Your objective: Scan the entries below for the string "Users" and copy every line where it turns up.

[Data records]
[Start of Attachment]

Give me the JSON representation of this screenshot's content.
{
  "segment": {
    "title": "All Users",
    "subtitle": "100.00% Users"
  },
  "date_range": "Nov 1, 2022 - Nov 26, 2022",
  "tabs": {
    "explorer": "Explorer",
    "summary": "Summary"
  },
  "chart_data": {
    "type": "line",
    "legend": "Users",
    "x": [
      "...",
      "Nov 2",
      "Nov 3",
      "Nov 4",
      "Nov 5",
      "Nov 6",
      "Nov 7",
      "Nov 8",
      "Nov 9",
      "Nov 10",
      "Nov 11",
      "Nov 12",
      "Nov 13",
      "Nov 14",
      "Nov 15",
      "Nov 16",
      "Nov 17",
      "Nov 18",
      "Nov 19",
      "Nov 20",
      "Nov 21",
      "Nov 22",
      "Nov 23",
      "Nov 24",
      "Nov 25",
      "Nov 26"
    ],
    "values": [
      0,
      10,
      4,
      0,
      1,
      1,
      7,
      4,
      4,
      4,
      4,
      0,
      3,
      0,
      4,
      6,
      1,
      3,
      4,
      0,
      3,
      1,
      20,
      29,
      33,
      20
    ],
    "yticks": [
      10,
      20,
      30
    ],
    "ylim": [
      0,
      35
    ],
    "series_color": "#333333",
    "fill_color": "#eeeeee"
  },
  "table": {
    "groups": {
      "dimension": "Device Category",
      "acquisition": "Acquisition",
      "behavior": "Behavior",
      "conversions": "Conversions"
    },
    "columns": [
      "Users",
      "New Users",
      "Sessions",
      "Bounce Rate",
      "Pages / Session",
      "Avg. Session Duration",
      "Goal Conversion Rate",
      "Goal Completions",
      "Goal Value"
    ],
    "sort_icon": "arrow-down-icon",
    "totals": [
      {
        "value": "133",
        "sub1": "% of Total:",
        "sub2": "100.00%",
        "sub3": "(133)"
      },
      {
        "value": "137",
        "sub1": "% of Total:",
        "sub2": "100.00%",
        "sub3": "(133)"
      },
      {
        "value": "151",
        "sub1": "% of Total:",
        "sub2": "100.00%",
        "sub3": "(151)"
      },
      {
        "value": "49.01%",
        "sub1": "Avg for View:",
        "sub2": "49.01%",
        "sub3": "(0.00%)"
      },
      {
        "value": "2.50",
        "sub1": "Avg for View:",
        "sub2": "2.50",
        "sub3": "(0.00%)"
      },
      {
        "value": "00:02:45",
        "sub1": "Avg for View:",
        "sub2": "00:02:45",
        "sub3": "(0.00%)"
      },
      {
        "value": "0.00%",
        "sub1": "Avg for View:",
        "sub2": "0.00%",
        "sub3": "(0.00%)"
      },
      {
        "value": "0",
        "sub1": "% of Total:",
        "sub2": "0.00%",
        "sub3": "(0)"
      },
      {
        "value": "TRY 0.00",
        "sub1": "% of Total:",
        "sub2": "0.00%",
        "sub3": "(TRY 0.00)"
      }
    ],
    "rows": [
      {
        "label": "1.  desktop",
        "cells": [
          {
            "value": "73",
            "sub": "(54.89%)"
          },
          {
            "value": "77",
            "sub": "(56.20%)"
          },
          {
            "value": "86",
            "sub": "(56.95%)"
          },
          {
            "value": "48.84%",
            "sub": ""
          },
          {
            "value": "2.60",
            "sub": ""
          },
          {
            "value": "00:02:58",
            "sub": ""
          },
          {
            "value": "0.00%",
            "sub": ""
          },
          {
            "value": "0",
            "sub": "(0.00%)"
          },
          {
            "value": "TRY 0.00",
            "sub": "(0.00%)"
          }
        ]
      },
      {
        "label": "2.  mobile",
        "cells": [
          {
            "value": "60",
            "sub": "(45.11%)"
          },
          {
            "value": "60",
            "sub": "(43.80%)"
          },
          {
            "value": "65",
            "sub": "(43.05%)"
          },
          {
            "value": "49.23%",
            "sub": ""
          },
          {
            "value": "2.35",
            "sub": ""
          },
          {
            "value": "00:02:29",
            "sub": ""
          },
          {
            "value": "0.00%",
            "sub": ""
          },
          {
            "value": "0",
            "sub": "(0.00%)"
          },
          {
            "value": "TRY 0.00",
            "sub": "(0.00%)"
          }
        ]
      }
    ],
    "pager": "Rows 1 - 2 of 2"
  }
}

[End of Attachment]

Result:
    "title": "All Users",
    "subtitle": "100.00% Users"
    "legend": "Users",
      "Users",
      "New Users",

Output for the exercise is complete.